SOURCE MATERIAL =>
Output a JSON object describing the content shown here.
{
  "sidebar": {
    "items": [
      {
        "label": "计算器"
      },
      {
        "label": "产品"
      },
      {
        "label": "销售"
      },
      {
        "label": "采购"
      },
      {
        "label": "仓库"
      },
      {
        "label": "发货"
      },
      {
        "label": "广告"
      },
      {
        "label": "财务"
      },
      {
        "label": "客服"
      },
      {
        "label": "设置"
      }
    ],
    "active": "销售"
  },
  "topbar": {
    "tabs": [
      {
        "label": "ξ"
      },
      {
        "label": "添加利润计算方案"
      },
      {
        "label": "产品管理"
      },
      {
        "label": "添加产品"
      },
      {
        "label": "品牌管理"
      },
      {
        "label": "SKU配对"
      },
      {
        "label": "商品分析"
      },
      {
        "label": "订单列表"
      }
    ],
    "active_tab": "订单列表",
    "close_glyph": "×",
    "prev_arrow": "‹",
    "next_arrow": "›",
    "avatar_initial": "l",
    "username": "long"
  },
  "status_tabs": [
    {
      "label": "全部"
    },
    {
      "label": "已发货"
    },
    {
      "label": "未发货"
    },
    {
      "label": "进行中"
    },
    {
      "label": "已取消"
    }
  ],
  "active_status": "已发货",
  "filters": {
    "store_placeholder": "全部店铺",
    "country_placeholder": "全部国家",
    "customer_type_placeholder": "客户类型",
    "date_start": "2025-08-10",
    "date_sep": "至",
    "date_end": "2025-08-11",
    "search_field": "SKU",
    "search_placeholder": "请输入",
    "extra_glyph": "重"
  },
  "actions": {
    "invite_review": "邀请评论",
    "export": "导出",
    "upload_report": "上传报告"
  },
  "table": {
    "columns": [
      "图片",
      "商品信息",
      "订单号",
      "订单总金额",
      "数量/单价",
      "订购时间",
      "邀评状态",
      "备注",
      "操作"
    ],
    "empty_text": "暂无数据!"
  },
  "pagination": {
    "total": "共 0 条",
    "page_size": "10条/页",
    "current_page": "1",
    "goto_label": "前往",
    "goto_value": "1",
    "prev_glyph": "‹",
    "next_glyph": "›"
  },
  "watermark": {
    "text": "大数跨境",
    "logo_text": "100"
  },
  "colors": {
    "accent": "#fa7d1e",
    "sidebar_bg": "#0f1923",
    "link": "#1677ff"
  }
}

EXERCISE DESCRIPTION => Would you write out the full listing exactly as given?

EXERCISE RESULT =>
Output a JSON object describing the content shown here.
{
  "sidebar": {
    "items": [
      {
        "label": "计算器"
      },
      {
        "label": "产品"
      },
      {
        "label": "销售"
      },
      {
        "label": "采购"
      },
      {
        "label": "仓库"
      },
      {
        "label": "发货"
      },
      {
        "label": "广告"
      },
      {
        "label": "财务"
      },
      {
        "label": "客服"
      },
      {
        "label": "设置"
      }
    ],
    "active": "销售"
  },
  "topbar": {
    "tabs": [
      {
        "label": "ξ"
      },
      {
        "label": "添加利润计算方案"
      },
      {
        "label": "产品管理"
      },
      {
        "label": "添加产品"
      },
      {
        "label": "品牌管理"
      },
      {
        "label": "SKU配对"
      },
      {
        "label": "商品分析"
      },
      {
        "label": "订单列表"
      }
    ],
    "active_tab": "订单列表",
    "close_glyph": "×",
    "prev_arrow": "‹",
    "next_arrow": "›",
    "avatar_initial": "l",
    "username": "long"
  },
  "status_tabs": [
    {
      "label": "全部"
    },
    {
      "label": "已发货"
    },
    {
      "label": "未发货"
    },
    {
      "label": "进行中"
    },
    {
      "label": "已取消"
    }
  ],
  "active_status": "已发货",
  "filters": {
    "store_placeholder": "全部店铺",
    "country_placeholder": "全部国家",
    "customer_type_placeholder": "客户类型",
    "date_start": "2025-08-10",
    "date_sep": "至",
    "date_end": "2025-08-11",
    "search_field": "SKU",
    "search_placeholder": "请输入",
    "extra_glyph": "重"
  },
  "actions": {
    "invite_review": "邀请评论",
    "export": "导出",
    "upload_report": "上传报告"
  },
  "table": {
    "columns": [
      "图片",
      "商品信息",
      "订单号",
      "订单总金额",
      "数量/单价",
      "订购时间",
      "邀评状态",
      "备注",
      "操作"
    ],
    "empty_text": "暂无数据!"
  },
  "pagination": {
    "total": "共 0 条",
    "page_size": "10条/页",
    "current_page": "1",
    "goto_label": "前往",
    "goto_value": "1",
    "prev_glyph": "‹",
    "next_glyph": "›"
  },
  "watermark": {
    "text": "大数跨境",
    "logo_text": "100"
  },
  "colors": {
    "accent": "#fa7d1e",
    "sidebar_bg": "#0f1923",
    "link": "#1677ff"
  }
}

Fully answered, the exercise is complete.